What is expected:
In the entries below, count the lines that hold the string "this" and state only that count.

[Page and application data records]
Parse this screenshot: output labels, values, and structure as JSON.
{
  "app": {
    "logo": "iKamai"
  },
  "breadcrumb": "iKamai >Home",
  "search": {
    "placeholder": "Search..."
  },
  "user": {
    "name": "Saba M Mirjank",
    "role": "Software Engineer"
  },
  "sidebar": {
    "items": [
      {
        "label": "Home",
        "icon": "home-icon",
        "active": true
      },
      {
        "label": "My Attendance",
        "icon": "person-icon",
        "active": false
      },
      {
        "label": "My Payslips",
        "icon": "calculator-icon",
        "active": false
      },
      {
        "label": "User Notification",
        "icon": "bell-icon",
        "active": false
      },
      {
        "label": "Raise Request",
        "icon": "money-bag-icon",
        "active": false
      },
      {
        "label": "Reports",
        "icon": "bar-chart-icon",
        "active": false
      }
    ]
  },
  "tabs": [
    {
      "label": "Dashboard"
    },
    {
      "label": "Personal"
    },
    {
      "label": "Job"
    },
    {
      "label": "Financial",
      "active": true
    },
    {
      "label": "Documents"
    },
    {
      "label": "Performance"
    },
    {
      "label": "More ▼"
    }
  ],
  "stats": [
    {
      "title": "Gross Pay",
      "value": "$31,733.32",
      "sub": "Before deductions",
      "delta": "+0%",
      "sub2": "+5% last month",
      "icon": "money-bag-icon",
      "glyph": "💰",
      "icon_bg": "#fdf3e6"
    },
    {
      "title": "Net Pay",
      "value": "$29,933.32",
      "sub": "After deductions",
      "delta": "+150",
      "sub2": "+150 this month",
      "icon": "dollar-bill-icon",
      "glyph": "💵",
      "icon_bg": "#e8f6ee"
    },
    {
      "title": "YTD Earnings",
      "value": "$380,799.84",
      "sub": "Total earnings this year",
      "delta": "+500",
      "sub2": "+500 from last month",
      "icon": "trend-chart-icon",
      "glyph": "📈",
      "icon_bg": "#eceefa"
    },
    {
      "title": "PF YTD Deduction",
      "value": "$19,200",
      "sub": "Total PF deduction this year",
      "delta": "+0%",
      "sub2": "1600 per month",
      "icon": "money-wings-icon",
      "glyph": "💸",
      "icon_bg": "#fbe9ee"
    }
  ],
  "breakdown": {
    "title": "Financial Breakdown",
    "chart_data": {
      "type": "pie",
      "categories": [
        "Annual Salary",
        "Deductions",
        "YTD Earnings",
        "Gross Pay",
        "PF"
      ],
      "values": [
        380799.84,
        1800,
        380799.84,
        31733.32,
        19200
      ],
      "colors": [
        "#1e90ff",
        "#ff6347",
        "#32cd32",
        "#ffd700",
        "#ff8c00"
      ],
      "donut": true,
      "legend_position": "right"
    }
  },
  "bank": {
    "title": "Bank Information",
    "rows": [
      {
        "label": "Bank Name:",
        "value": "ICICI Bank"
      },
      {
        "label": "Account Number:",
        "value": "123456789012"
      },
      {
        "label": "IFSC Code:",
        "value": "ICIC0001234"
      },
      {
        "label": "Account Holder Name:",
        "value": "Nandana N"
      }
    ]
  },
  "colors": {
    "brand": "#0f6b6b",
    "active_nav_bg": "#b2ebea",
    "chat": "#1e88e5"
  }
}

Task output:
4